On the other hand, if the contemporary pictures were nudes instead of discreet headshots the effect would have been more provocative and less precious. Two of Platt Lynes’ best, most disturbing pictures actually play on this theme. In ‘Alexander and Diogenes’ he recreates Alexander’s encounter with the philosopher in a barrel. Alexander, smooth and strong, stands wearing nothing but his laurels and his youth looking down at Diogenes, wizened and wrinkled, wearing nothing but his years and his wisdom. In his famous portrait of Somerset Maugham, a fat middle-aged man fully-clothed in a dark suit looks down contemptuously/enviously at a slim, naked young man kneeling before him.
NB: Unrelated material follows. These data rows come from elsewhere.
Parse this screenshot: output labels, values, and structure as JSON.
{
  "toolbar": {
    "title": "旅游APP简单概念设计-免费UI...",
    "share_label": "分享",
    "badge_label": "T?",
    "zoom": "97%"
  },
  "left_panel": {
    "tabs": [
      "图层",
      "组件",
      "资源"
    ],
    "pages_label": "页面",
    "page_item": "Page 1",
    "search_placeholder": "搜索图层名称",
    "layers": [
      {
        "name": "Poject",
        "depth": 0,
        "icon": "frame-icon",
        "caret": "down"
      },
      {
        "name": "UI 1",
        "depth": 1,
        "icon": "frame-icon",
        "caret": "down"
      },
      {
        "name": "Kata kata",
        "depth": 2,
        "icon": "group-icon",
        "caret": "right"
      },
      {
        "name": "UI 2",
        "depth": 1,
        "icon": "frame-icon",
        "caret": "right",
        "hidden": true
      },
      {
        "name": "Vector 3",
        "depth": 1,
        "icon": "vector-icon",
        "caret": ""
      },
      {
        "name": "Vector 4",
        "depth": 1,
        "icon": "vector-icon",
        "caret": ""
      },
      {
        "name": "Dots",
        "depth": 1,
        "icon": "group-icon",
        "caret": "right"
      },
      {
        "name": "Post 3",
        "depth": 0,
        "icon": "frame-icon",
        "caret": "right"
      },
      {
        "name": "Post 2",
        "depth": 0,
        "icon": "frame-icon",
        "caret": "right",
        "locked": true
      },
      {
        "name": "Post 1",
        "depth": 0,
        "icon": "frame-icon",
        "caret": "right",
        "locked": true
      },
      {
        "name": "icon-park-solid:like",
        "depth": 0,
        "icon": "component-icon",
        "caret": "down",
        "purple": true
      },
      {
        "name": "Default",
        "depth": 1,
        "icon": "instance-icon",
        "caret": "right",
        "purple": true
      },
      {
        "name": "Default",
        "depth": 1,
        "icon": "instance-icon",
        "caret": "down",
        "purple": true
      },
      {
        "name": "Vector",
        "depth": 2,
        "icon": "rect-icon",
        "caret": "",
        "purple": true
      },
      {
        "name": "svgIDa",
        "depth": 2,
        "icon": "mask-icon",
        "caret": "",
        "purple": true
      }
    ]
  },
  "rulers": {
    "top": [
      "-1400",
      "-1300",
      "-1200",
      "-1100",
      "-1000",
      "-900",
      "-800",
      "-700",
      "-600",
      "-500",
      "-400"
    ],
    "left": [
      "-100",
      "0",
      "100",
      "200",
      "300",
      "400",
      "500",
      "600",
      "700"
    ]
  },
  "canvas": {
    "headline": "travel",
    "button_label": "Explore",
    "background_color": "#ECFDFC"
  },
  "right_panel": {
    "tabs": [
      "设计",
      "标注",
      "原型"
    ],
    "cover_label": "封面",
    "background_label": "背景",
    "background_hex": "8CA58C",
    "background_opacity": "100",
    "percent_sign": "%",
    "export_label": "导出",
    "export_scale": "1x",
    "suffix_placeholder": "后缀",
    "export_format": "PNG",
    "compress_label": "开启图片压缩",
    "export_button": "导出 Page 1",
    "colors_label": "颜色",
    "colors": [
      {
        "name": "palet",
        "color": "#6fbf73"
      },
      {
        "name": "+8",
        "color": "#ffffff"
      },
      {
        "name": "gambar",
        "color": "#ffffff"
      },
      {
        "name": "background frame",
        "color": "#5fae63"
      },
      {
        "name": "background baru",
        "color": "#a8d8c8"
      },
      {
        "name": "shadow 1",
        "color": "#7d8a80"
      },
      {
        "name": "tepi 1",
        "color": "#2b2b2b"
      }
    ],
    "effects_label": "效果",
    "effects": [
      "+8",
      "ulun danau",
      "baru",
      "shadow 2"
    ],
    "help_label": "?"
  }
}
As this last picture hints, there’s something slightly distasteful, slightly corrupt in the fey, 1940s New York world of writers, artists, ballet dancers, fashion photographers and Fire Island parties that this kind of photography emerged from and which employed Greek imagery, partly in an understandable attempt to avert the intervention of the law, and partly in an attempt to bestow something pure, virile and artistic on something that — frankly — wasn’t. It’s a world too fey and pretentious to be erotic and too timid and neutered to be artistically impressive. As Leddick writes of one of Lynes’ models: ‘Bill Harris was an arbiter of style. During the 1940s and 1980s, when one wanted to do things the right way — clothes, travel, lovers — one called Harris for advice.’
Curiously, in all the tributes to the ‘brave’ pioneers of male nudes there is no mention of the L.A. photographer Bob Mizer, who also used Greek and Roman imagery, but in a way that somehow managed to be erotic and pure, virile and artistic, as well as light-hearted. Of course, Mizer was too crude, he used Californian sunlight instead of overwrought New York studio lighting, he wasn’t a friend of Cadmus, he didn’t move in Cafe Society, and the Manhattan Mommies Boys no doubt disapproved of the rough sailor and Marine models he used, and which most of them probably didn’t have the nerve to pick up themselves.
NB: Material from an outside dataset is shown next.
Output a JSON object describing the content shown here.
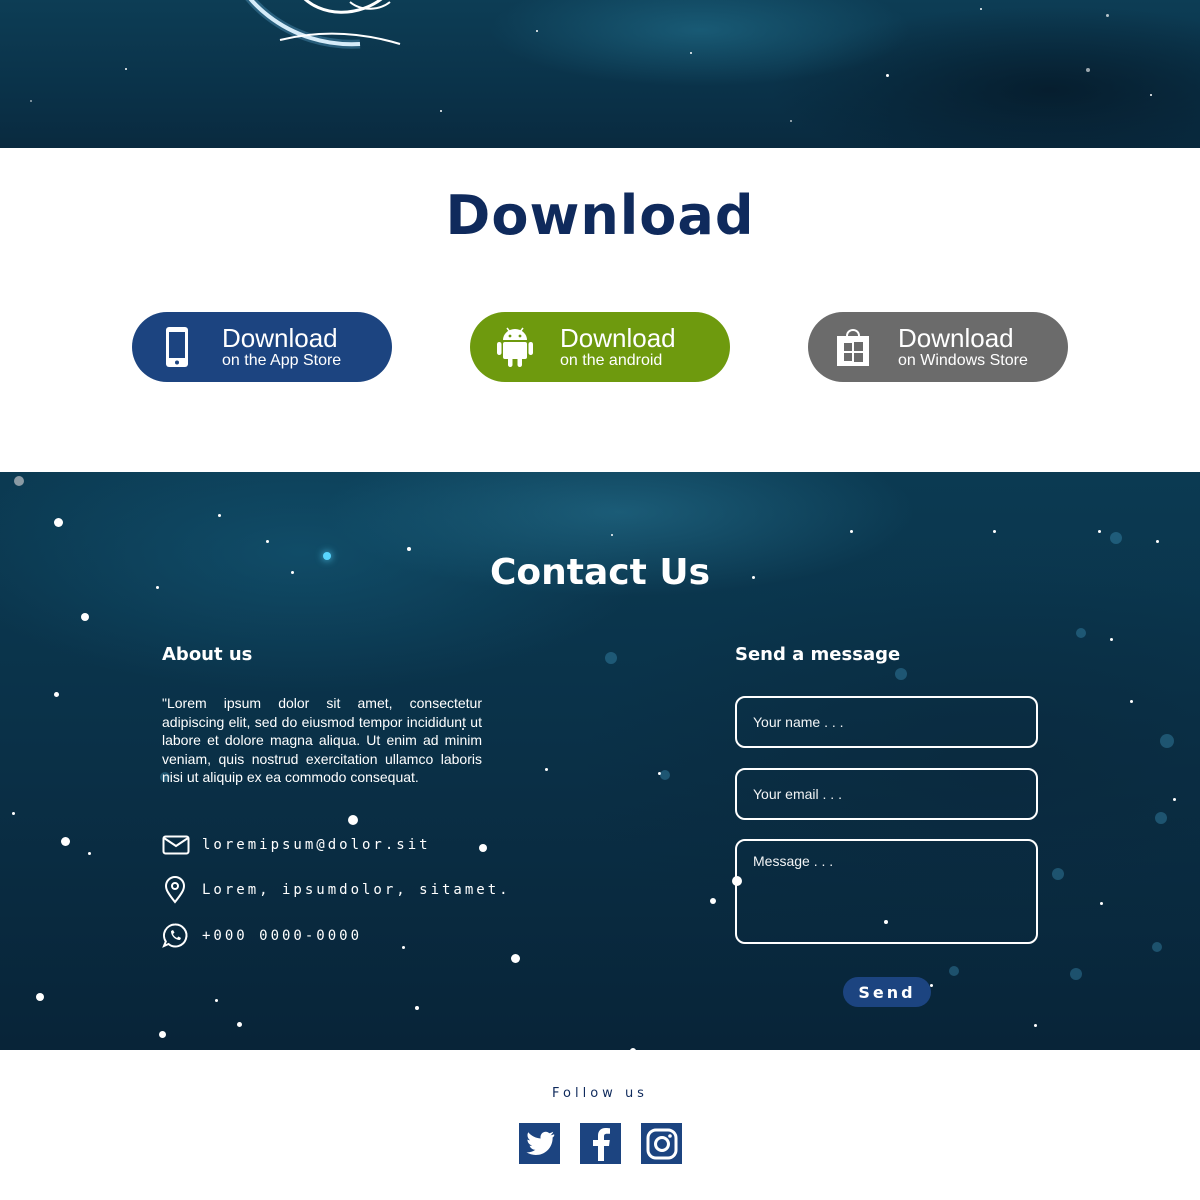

Moving in Café Society does, however, have it’s perks — you occasionally persuade a celeb, or celeb-to-be to strip for you. A picture of Christopher Isherwood from the 1940s shows him dressing to the left; and one of Yul Brynner from the same era shows both his heads covered — he sports a full mane of hair and a fully un-American foreskin. But best of all by far is a picture of Tennessee Williams lying face down on a bed. We are told that Mr Williams’ possessed a ‘taut swimmers body’.
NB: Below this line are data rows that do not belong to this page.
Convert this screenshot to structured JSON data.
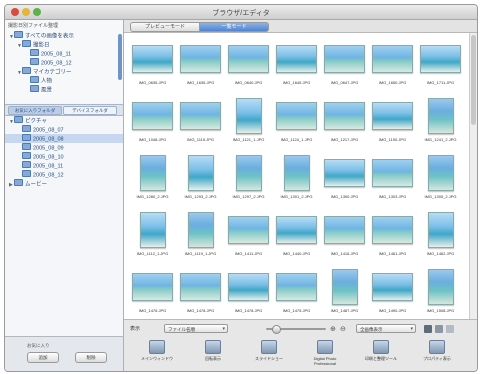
{
  "window": {
    "title": "ブラウザ/エディタ"
  },
  "tabs": [
    {
      "label": "プレビューモード"
    },
    {
      "label": "一覧モード"
    }
  ],
  "sidebar": {
    "header": "撮影日別ファイル整理",
    "tree_top": [
      {
        "label": "すべての画像を表示",
        "indent": 0,
        "tri": "▼"
      },
      {
        "label": "撮影日",
        "indent": 1,
        "tri": "▼"
      },
      {
        "label": "2005_08_11",
        "indent": 2,
        "tri": ""
      },
      {
        "label": "2005_08_12",
        "indent": 2,
        "tri": ""
      },
      {
        "label": "マイカテゴリー",
        "indent": 1,
        "tri": "▼"
      },
      {
        "label": "人物",
        "indent": 2,
        "tri": ""
      },
      {
        "label": "風景",
        "indent": 2,
        "tri": ""
      }
    ],
    "tabs": [
      {
        "label": "お気に入りフォルダ"
      },
      {
        "label": "デバイスフォルダ"
      }
    ],
    "tree_bottom": [
      {
        "label": "ピクチャ",
        "indent": 0,
        "tri": "▼",
        "selected": false
      },
      {
        "label": "2005_08_07",
        "indent": 1,
        "tri": "",
        "selected": false
      },
      {
        "label": "2005_08_08",
        "indent": 1,
        "tri": "",
        "selected": true
      },
      {
        "label": "2005_08_09",
        "indent": 1,
        "tri": "",
        "selected": false
      },
      {
        "label": "2005_08_10",
        "indent": 1,
        "tri": "",
        "selected": false
      },
      {
        "label": "2005_08_11",
        "indent": 1,
        "tri": "",
        "selected": false
      },
      {
        "label": "2005_08_12",
        "indent": 1,
        "tri": "",
        "selected": false
      },
      {
        "label": "ムービー",
        "indent": 0,
        "tri": "▶",
        "selected": false
      }
    ],
    "footer": {
      "label": "お気に入り",
      "btn_add": "追加",
      "btn_remove": "削除"
    }
  },
  "thumbnails": [
    [
      {
        "name": "IMG_0635.JPG",
        "orient": "land"
      },
      {
        "name": "IMG_1635.JPG",
        "orient": "land"
      },
      {
        "name": "IMG_0640.JPG",
        "orient": "land"
      },
      {
        "name": "IMG_1645.JPG",
        "orient": "land"
      },
      {
        "name": "IMG_0647.JPG",
        "orient": "land"
      },
      {
        "name": "IMG_1650.JPG",
        "orient": "land"
      },
      {
        "name": "IMG_1711.JPG",
        "orient": "land"
      }
    ],
    [
      {
        "name": "IMG_1048.JPG",
        "orient": "land"
      },
      {
        "name": "IMG_1115.JPG",
        "orient": "land"
      },
      {
        "name": "IMG_1121_1.JPG",
        "orient": "port"
      },
      {
        "name": "IMG_1124_1.JPG",
        "orient": "land"
      },
      {
        "name": "IMG_1217.JPG",
        "orient": "land"
      },
      {
        "name": "IMG_1190.JPG",
        "orient": "land"
      },
      {
        "name": "IMG_1241_2.JPG",
        "orient": "port"
      }
    ],
    [
      {
        "name": "IMG_1280_2.JPG",
        "orient": "port"
      },
      {
        "name": "IMG_1293_2.JPG",
        "orient": "port"
      },
      {
        "name": "IMG_1297_2.JPG",
        "orient": "port"
      },
      {
        "name": "IMG_1301_2.JPG",
        "orient": "port"
      },
      {
        "name": "IMG_1390.JPG",
        "orient": "land"
      },
      {
        "name": "IMG_1303.JPG",
        "orient": "land"
      },
      {
        "name": "IMG_1305_2.JPG",
        "orient": "port"
      }
    ],
    [
      {
        "name": "IMG_1112_1.JPG",
        "orient": "port"
      },
      {
        "name": "IMG_1119_1.JPG",
        "orient": "port"
      },
      {
        "name": "IMG_1411.JPG",
        "orient": "land"
      },
      {
        "name": "IMG_1440.JPG",
        "orient": "land"
      },
      {
        "name": "IMG_1416.JPG",
        "orient": "land"
      },
      {
        "name": "IMG_1461.JPG",
        "orient": "land"
      },
      {
        "name": "IMG_1462.JPG",
        "orient": "port"
      }
    ],
    [
      {
        "name": "IMG_1476.JPG",
        "orient": "land"
      },
      {
        "name": "IMG_1478.JPG",
        "orient": "land"
      },
      {
        "name": "IMG_1478.JPG",
        "orient": "land"
      },
      {
        "name": "IMG_1475.JPG",
        "orient": "land"
      },
      {
        "name": "IMG_1487.JPG",
        "orient": "port"
      },
      {
        "name": "IMG_1490.JPG",
        "orient": "land"
      },
      {
        "name": "IMG_1508.JPG",
        "orient": "port"
      }
    ]
  ],
  "bottombar": {
    "display_label": "表示",
    "sort_value": "ファイル名順",
    "filter_value": "全画像表示",
    "actions": [
      {
        "label": "メインウィンドウ"
      },
      {
        "label": "回転表示"
      },
      {
        "label": "スライドショー"
      },
      {
        "label": "Digital Photo Professional"
      },
      {
        "label": "印刷と整理ツール"
      },
      {
        "label": "プロパティ表示"
      }
    ]
  }
}
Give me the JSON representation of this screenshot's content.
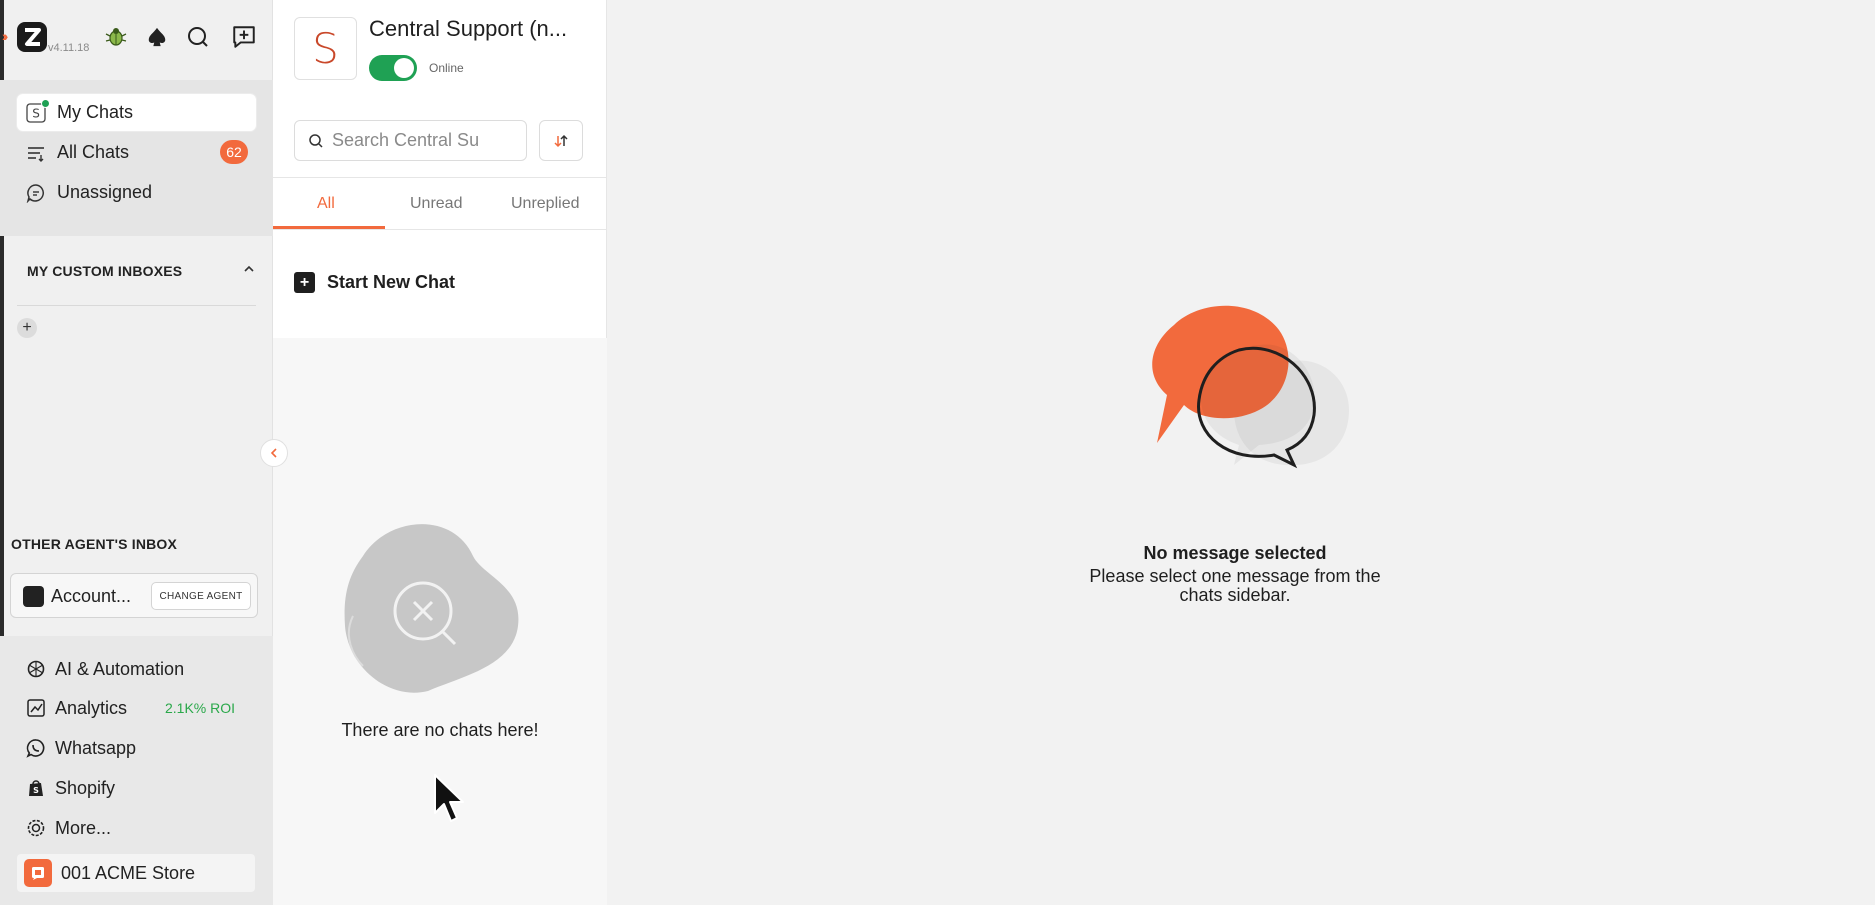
{
  "app": {
    "version": "v4.11.18"
  },
  "nav": {
    "my_chats": "My Chats",
    "all_chats": "All Chats",
    "all_chats_count": "62",
    "unassigned": "Unassigned"
  },
  "custom_inboxes": {
    "header": "MY CUSTOM INBOXES"
  },
  "other_agents": {
    "header": "OTHER AGENT'S INBOX",
    "agent_name": "Account...",
    "change_agent_label": "CHANGE AGENT"
  },
  "bottom_nav": {
    "ai_automation": "AI & Automation",
    "analytics": "Analytics",
    "analytics_roi": "2.1K% ROI",
    "whatsapp": "Whatsapp",
    "shopify": "Shopify",
    "more": "More...",
    "store": "001 ACME Store"
  },
  "inbox": {
    "avatar_letter": "S",
    "title": "Central Support (n...",
    "status": "Online",
    "search_placeholder": "Search Central Su",
    "tabs": [
      "All",
      "Unread",
      "Unreplied"
    ],
    "start_new_chat": "Start New Chat",
    "empty_text": "There are no chats here!"
  },
  "detail": {
    "empty_title": "No message selected",
    "empty_subtitle": "Please select one message from the chats sidebar."
  },
  "colors": {
    "accent": "#f26a3d",
    "online": "#1fa154",
    "roi": "#2aa84a"
  }
}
This may or may not be the case, but judging by the picture, I have to say that that I doubt if Mr Williams’ bum will feature in Twenty First Century history books about the Twentieth Century. It certainly wouldn’t sell much ice-cream.
Originally appeared in the Independent on Sunday, April 1998
Copyright Mark Simpson 2011